Google knows, for instance, that its search engine is more popular and valuable if it is seen to be objective, delivering the best possible results, not beholden to the solicitations of commercial interests or the fiats of oppressive governments. Paradoxically, by refusing to capitulate to those who would have Google skew its search results, Google actually makes its search engine more valuable to everybody, including Google. That’s enlightened self-interest.

So, what’s really happening? What’s the big picture? Google is one of dozens of Western multinational companies finding that China, though the fastest-growing major economy in the world, will not provide them with the riches they had anticipated. That’s because of China’s nationalist mercantilism, as reflected in its “indigenous innovation” industrial policies.

A story in today’s Wall Street Journal is instructive. Titled “Business Sours on China,” the article explores the growing disillusionment of foreign businesses in China. These businesses are discovering that Chinese authorities are increasingly favoring homegrown state-owned companies across a range of industries, including almost all involving technology-related growth sectors.

What follows is a salient excerpt from the WSJ story:

“The Google issue has had a crystallizing effect,” says Lester Ross, managing partner in Beijing for U.S. law firm Wilmer Cutler Pickering Hale and Dorr. “It raised the consciousness of government and of the boardrooms and other stakeholders” about the difficulties of doing business in China, he says.

Foreign investors have long complained about China’s haphazard legal system and regulation.

These were mere annoyances when China was an emerging market. Today, the huge Chinese market is increasingly fundamental to the health of large Western multinationals. Lose here, say Western executives, and multinationals are weakened globally.

So, as you can see, the stakes are huge.
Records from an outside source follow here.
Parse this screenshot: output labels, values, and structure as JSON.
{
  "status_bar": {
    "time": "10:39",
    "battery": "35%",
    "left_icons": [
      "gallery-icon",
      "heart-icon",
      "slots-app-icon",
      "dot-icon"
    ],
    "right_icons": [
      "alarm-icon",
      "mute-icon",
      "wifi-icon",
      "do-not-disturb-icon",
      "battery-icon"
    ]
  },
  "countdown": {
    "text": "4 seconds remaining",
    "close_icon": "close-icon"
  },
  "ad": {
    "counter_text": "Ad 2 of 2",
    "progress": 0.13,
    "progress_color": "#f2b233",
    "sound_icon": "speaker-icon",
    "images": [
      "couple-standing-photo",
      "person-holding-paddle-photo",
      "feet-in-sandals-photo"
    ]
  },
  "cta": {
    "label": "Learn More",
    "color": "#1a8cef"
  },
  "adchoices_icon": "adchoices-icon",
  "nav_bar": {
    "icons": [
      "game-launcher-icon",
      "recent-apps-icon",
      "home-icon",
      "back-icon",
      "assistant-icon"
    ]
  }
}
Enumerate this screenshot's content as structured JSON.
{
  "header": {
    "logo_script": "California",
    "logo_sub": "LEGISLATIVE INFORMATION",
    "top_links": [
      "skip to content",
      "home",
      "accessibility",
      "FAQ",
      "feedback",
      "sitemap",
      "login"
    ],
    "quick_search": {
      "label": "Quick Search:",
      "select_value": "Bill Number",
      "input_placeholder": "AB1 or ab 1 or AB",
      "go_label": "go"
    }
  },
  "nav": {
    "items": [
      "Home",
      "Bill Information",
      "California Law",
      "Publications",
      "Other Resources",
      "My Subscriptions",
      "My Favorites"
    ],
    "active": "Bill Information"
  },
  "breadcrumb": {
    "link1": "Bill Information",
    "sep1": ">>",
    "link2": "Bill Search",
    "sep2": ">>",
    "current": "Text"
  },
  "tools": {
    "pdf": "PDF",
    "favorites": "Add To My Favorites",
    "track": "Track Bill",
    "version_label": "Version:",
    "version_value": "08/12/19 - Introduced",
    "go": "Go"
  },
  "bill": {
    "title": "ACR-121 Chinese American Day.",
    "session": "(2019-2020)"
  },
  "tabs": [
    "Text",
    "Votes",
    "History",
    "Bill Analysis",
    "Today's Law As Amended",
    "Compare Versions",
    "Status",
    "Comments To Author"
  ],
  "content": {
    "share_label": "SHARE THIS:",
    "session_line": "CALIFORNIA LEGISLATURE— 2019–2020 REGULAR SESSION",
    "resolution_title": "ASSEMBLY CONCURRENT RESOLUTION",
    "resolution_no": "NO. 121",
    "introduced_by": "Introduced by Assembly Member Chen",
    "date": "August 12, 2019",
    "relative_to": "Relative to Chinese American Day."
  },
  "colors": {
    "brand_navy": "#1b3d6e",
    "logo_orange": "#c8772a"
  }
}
Companies that have built robust Chinese growth into their business models and revenue projections are increasingly anxious — and for good reason.

It doesn’t help that China’s systematic efforts to create state-backed, homegrown, market-leading behemoths doesn’t stop at “indigenous innovation.”

Remember that these issues are being raised by foreign transnationals in the immediate aftermath of what McAfee calls Operation Aurora, an outbreak of corporate espionage that allegedly saw China-based hackers attempt to purloin the source code, product formulas, and other intellectual property in “software configuration management systems” of at least 20 (and perhaps as many as 100) US-based companies. (Yes, Google was one of them, and that’s how and when his latest conflagration with China began.)

We don’t know what intellectual property was stolen from which companies. That information is not being volunteered. What’s not at issue is that somebody was trying to get what McAfee’s calls the corporate “crown jewels.”

I’m not saying censorship and human-rights abuses are not important issues. I wish they were more important than they are. But the fact is, this story is even bigger, with ramifications that could affect the health of Western economies as well as the profitability of the corporations they host.